Task instructions → Search the records below for the word "Striver" and show every line where it occurs.

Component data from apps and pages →
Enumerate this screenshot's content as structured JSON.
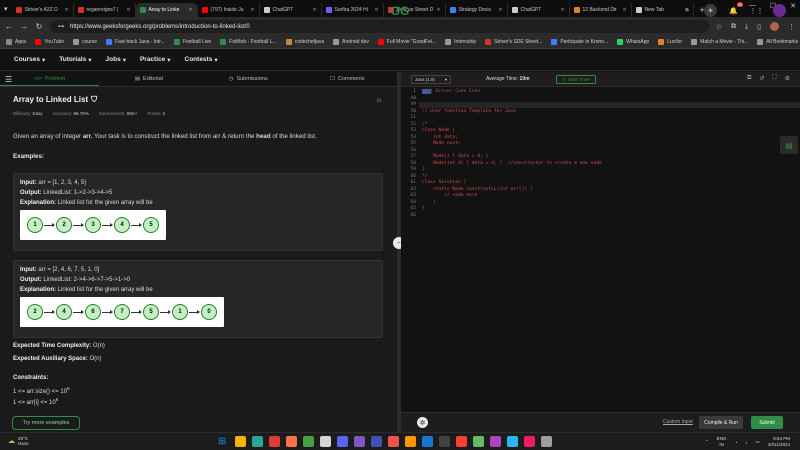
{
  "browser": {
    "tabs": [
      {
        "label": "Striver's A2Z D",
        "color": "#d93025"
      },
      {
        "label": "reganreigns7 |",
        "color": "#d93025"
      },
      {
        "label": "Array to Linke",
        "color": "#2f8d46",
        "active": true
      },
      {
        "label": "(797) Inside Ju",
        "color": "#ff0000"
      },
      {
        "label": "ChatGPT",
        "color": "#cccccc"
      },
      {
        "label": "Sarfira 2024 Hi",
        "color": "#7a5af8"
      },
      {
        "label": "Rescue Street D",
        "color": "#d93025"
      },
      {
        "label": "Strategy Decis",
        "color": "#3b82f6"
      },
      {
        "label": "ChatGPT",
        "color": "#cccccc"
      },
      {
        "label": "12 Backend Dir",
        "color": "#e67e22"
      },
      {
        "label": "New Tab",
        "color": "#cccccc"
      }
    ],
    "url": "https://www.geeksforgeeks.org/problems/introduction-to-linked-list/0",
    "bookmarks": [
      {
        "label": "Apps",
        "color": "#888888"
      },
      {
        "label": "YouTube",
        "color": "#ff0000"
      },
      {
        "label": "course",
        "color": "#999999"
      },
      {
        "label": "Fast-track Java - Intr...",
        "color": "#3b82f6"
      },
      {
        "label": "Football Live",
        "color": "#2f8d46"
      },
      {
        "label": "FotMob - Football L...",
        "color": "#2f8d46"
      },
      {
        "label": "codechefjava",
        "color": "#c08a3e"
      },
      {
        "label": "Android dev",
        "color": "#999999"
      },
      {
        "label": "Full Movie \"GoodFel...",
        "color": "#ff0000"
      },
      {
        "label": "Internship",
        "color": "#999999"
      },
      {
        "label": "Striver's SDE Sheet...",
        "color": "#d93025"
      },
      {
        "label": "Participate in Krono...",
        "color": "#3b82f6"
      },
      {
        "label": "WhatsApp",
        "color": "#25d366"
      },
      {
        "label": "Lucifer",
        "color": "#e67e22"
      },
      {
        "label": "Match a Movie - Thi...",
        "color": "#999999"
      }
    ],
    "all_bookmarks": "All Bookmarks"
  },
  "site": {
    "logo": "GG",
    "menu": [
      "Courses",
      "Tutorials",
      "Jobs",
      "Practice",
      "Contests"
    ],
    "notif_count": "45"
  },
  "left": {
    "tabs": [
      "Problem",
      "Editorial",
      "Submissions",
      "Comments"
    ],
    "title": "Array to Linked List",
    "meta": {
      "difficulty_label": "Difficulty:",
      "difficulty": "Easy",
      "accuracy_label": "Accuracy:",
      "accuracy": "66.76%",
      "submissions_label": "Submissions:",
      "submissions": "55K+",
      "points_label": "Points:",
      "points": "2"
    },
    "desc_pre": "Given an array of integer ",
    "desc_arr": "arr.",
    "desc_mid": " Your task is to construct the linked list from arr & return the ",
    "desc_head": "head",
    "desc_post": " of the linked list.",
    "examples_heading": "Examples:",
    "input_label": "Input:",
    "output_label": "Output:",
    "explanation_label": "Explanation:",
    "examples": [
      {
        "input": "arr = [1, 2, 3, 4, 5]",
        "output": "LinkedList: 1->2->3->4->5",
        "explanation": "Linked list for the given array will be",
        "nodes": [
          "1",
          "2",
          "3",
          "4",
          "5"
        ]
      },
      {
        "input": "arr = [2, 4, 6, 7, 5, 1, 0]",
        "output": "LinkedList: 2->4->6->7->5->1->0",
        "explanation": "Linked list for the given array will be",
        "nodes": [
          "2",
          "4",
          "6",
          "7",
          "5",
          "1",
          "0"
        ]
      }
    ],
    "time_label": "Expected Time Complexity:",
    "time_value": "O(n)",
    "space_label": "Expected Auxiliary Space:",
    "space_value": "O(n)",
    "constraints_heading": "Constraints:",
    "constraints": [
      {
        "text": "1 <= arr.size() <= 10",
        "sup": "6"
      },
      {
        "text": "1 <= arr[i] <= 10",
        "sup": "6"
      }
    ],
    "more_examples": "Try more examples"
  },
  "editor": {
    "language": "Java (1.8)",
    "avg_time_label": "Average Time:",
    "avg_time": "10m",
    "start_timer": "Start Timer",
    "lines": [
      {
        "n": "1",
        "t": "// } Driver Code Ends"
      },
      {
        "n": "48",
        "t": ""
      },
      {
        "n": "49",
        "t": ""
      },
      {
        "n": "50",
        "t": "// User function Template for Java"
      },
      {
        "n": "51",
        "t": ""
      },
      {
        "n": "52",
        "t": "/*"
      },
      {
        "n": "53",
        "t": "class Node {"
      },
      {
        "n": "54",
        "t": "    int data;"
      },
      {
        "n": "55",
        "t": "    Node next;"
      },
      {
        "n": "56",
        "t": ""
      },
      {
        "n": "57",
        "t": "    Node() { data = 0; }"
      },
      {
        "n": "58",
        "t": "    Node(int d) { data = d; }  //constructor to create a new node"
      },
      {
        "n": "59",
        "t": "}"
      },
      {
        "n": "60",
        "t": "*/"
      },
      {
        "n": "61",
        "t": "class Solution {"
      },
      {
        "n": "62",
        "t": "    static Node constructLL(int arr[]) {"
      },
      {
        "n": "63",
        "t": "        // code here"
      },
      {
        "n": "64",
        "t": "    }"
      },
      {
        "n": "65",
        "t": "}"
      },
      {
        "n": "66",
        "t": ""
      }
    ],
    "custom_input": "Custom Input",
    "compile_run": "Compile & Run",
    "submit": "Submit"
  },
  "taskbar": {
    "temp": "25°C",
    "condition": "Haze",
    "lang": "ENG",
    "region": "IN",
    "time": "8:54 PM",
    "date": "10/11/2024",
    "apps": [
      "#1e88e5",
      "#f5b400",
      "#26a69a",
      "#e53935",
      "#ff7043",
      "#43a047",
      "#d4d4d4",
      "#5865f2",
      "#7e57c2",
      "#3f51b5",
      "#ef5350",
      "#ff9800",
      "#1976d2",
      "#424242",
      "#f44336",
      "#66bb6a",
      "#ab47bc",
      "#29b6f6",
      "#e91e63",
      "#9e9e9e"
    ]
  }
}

Exercise solution →
        "label": "Striver's A2Z D",
        "label": "Striver's SDE Sheet...",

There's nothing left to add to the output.